━━ Dataset extract ━━
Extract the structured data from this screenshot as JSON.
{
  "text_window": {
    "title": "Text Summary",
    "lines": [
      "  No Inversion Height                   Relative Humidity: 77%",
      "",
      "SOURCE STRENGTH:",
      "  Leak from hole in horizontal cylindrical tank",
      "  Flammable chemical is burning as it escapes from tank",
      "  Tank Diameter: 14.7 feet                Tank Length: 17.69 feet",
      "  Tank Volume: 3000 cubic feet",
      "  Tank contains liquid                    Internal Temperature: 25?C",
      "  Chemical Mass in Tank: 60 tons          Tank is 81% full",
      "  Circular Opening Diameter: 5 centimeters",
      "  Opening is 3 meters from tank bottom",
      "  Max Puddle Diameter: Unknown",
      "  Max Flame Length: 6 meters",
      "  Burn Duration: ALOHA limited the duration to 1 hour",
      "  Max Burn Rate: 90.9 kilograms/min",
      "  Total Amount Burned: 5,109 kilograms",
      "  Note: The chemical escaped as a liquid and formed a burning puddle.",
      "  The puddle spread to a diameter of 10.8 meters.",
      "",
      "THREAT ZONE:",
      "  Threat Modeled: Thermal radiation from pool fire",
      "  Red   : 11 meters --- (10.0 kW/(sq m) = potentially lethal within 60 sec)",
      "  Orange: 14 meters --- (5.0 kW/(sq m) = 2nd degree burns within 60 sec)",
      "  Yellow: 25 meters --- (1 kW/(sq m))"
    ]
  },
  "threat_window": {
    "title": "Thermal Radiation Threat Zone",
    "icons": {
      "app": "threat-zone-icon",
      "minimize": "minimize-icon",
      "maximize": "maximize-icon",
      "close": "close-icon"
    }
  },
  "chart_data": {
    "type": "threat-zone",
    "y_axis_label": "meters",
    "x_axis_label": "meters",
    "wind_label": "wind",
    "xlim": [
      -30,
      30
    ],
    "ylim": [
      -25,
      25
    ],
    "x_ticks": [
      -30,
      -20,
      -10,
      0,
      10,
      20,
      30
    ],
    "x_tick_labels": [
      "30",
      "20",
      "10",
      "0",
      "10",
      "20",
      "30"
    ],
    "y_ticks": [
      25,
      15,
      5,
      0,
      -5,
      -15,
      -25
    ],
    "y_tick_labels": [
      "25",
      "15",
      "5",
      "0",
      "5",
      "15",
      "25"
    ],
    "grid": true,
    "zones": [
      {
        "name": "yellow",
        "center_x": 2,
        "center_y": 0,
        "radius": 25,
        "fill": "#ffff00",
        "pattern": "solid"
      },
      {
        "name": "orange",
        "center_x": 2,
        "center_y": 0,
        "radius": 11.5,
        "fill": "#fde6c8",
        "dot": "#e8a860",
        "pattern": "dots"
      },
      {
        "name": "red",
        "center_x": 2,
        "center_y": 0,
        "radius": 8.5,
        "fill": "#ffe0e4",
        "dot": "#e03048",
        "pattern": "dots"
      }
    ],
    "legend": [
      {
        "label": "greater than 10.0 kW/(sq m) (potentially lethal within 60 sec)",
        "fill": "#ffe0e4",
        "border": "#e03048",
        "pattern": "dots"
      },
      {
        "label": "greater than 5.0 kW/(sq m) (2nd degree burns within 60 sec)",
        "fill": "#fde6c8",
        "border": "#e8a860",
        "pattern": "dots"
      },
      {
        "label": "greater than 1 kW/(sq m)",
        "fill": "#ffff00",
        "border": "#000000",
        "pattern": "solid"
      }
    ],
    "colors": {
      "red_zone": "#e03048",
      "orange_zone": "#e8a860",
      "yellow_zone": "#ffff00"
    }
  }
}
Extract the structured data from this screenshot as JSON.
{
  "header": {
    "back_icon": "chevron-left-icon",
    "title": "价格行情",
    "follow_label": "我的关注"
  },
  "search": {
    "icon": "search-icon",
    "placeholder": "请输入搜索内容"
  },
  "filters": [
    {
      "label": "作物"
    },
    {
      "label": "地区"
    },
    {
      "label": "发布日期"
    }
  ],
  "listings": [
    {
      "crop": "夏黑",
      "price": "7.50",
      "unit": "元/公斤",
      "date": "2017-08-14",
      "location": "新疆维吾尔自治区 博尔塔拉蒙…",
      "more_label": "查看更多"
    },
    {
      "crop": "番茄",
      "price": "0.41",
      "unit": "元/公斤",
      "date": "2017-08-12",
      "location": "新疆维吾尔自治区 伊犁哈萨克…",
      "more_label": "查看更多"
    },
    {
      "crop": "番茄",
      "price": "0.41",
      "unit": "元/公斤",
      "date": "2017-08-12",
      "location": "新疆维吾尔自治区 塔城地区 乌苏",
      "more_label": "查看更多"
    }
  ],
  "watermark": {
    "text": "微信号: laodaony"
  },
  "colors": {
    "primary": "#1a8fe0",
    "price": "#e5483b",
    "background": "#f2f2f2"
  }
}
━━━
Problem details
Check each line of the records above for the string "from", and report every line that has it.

Worked solution
Extract the structured data from this screenshot as JSON.
      "  Leak from hole in horizontal cylindrical tank",
      "  Flammable chemical is burning as it escapes from tank",
      "  Opening is 3 meters from tank bottom",
      "  Threat Modeled: Thermal radiation from pool fire",
Extract the structured data from this screenshot as JSON.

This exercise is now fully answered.